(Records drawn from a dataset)

□ □ □ □

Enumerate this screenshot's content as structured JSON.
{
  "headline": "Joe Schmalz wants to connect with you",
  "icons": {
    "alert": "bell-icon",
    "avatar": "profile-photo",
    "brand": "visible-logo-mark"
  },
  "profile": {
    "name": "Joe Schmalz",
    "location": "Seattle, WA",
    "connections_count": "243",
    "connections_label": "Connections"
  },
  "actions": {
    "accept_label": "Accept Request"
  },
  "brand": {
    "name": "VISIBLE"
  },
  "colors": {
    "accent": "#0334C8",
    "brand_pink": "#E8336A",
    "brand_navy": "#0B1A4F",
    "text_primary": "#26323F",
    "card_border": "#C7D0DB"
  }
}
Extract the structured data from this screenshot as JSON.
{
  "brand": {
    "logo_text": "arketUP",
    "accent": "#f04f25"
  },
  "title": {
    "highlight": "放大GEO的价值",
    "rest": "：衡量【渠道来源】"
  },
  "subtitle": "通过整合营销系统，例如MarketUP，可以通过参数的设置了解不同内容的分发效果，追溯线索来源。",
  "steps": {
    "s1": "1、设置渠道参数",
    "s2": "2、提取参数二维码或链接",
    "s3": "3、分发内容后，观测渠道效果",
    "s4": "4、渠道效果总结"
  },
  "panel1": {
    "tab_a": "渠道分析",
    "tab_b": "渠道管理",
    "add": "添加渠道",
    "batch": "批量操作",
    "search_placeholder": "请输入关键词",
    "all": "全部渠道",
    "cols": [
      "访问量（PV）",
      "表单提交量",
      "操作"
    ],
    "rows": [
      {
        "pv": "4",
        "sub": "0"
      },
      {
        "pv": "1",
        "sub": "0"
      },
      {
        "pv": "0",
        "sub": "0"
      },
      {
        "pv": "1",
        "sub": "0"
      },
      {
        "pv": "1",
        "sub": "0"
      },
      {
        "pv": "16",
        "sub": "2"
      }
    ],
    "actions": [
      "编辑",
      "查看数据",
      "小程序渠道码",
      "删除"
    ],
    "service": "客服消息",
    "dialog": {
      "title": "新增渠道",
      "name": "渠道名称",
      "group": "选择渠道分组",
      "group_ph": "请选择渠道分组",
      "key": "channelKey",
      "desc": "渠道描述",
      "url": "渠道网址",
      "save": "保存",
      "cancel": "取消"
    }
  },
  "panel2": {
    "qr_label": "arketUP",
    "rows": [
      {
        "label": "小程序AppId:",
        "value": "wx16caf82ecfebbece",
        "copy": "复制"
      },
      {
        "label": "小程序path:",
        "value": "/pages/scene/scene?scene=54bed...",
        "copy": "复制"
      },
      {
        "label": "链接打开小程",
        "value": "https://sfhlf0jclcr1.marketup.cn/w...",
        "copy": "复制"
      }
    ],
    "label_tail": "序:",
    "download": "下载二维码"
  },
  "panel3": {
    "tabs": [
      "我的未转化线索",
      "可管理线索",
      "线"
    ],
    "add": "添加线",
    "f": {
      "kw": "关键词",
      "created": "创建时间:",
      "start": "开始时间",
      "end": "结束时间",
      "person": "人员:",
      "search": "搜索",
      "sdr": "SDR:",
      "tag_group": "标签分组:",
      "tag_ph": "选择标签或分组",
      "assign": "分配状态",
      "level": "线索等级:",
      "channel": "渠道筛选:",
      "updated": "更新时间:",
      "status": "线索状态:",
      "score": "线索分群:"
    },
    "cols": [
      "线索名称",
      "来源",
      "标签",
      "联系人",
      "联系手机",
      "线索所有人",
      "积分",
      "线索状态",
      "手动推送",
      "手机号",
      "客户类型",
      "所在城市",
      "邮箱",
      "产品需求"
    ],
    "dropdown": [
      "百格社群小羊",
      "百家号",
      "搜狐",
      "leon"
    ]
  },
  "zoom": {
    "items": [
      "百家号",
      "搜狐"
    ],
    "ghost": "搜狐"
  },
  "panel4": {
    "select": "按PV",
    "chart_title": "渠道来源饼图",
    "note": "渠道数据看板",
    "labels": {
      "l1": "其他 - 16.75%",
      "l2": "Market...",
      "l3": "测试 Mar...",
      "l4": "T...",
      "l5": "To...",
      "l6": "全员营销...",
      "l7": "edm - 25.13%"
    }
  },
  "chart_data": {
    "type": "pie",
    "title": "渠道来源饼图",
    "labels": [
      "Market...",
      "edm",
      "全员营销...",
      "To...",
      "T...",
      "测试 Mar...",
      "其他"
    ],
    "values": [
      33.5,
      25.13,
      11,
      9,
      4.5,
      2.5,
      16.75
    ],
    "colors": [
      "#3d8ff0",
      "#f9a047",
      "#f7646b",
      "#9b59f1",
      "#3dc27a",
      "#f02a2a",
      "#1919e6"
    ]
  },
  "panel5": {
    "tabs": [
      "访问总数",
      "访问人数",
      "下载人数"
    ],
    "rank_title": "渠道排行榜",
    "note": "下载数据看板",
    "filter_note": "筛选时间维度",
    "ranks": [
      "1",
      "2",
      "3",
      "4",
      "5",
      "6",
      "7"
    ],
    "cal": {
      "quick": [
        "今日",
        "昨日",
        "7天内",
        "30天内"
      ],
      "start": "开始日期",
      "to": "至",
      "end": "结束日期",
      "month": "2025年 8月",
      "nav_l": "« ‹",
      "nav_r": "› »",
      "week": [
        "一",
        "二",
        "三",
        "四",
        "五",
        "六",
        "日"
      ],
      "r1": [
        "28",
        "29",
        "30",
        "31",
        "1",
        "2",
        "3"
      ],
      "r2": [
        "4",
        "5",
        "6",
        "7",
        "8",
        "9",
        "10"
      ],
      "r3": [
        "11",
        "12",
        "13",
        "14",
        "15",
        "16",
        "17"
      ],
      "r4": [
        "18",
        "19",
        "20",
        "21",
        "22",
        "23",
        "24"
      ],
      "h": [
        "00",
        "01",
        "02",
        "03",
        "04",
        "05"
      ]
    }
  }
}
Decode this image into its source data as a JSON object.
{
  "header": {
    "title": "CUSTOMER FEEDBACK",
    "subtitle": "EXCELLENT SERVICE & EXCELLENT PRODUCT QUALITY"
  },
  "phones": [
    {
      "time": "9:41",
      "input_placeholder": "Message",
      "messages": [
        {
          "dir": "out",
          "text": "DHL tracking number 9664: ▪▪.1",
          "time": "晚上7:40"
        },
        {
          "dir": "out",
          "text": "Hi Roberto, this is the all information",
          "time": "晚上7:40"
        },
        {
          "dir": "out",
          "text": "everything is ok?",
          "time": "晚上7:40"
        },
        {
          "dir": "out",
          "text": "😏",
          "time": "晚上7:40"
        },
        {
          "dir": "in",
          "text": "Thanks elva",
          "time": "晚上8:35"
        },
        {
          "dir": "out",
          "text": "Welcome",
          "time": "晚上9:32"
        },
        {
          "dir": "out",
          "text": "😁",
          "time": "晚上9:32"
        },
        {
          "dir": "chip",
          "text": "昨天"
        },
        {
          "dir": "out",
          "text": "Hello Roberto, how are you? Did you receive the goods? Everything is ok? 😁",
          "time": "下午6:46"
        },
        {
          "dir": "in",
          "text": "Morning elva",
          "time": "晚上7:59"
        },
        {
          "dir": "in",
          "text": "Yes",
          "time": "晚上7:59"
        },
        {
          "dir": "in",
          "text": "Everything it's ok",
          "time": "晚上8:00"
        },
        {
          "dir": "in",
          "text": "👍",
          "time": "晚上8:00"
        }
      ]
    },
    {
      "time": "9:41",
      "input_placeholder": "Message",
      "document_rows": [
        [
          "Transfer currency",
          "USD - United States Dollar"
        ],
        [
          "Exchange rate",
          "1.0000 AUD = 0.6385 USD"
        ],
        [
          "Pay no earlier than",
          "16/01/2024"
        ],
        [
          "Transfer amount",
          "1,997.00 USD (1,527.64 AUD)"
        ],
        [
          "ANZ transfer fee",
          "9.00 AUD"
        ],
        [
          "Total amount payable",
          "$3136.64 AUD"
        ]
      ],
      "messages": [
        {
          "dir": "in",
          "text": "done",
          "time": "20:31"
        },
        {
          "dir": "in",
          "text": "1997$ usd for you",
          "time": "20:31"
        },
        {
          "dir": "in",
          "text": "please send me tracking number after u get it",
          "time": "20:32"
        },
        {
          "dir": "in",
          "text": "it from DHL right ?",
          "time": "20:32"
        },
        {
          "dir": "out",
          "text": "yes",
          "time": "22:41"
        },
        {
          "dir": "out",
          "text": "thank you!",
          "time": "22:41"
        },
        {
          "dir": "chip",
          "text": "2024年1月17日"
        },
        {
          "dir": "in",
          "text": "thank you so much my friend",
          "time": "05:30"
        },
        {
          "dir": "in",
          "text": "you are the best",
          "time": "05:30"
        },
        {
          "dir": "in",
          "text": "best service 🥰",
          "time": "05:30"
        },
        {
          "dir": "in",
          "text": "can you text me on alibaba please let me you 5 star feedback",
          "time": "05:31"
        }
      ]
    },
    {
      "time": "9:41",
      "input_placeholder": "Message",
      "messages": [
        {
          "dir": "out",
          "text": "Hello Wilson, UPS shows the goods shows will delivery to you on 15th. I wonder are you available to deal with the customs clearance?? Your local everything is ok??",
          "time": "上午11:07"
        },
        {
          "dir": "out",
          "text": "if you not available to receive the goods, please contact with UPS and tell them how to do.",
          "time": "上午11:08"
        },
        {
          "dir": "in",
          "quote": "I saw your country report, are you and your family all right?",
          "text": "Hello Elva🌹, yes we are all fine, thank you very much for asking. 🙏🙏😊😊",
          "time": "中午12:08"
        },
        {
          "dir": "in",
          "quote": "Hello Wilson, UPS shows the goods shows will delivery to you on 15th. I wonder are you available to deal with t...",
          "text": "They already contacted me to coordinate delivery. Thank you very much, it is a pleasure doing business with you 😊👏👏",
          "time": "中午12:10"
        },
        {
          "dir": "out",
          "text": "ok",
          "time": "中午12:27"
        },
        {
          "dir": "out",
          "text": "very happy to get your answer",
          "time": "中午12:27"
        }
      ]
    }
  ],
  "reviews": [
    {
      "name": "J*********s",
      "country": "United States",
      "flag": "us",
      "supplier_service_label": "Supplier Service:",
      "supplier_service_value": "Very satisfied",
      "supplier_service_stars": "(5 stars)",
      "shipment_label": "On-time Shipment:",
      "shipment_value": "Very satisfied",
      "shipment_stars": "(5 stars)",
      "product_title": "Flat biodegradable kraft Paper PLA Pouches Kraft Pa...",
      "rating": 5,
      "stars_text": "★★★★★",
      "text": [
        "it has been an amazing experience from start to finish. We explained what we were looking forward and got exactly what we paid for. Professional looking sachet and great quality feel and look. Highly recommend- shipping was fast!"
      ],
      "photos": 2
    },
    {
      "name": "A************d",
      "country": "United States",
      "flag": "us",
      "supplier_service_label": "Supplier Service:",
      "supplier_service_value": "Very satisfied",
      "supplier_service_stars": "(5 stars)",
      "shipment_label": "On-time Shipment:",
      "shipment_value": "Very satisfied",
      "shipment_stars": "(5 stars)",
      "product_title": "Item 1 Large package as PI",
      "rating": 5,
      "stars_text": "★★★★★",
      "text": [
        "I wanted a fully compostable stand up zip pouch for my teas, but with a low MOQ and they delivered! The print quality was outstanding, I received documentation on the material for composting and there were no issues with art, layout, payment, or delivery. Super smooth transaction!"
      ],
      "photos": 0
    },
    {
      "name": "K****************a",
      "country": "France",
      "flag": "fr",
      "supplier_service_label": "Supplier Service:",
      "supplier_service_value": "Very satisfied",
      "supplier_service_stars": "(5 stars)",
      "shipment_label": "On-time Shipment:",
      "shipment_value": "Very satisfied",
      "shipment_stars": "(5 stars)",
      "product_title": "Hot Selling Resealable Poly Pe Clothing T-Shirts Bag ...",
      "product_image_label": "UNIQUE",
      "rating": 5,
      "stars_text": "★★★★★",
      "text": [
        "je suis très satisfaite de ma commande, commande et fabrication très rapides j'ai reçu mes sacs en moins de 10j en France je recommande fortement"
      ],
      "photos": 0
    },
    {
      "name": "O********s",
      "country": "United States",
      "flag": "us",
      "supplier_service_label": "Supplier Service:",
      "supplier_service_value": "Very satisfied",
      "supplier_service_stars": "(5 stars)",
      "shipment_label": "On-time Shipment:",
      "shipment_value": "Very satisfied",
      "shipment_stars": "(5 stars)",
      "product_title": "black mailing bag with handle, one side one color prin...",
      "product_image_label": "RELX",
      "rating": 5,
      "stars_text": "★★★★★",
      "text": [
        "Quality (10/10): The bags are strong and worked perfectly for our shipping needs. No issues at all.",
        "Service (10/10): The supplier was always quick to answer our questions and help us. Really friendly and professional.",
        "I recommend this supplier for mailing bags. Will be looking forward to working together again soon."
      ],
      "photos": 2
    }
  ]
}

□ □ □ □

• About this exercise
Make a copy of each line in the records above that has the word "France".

• Result of the exercise
      "country": "France",
        "je suis très satisfaite de ma commande, commande et fabrication très rapides j'ai reçu mes sacs en moins de 10j en France je recommande fortement"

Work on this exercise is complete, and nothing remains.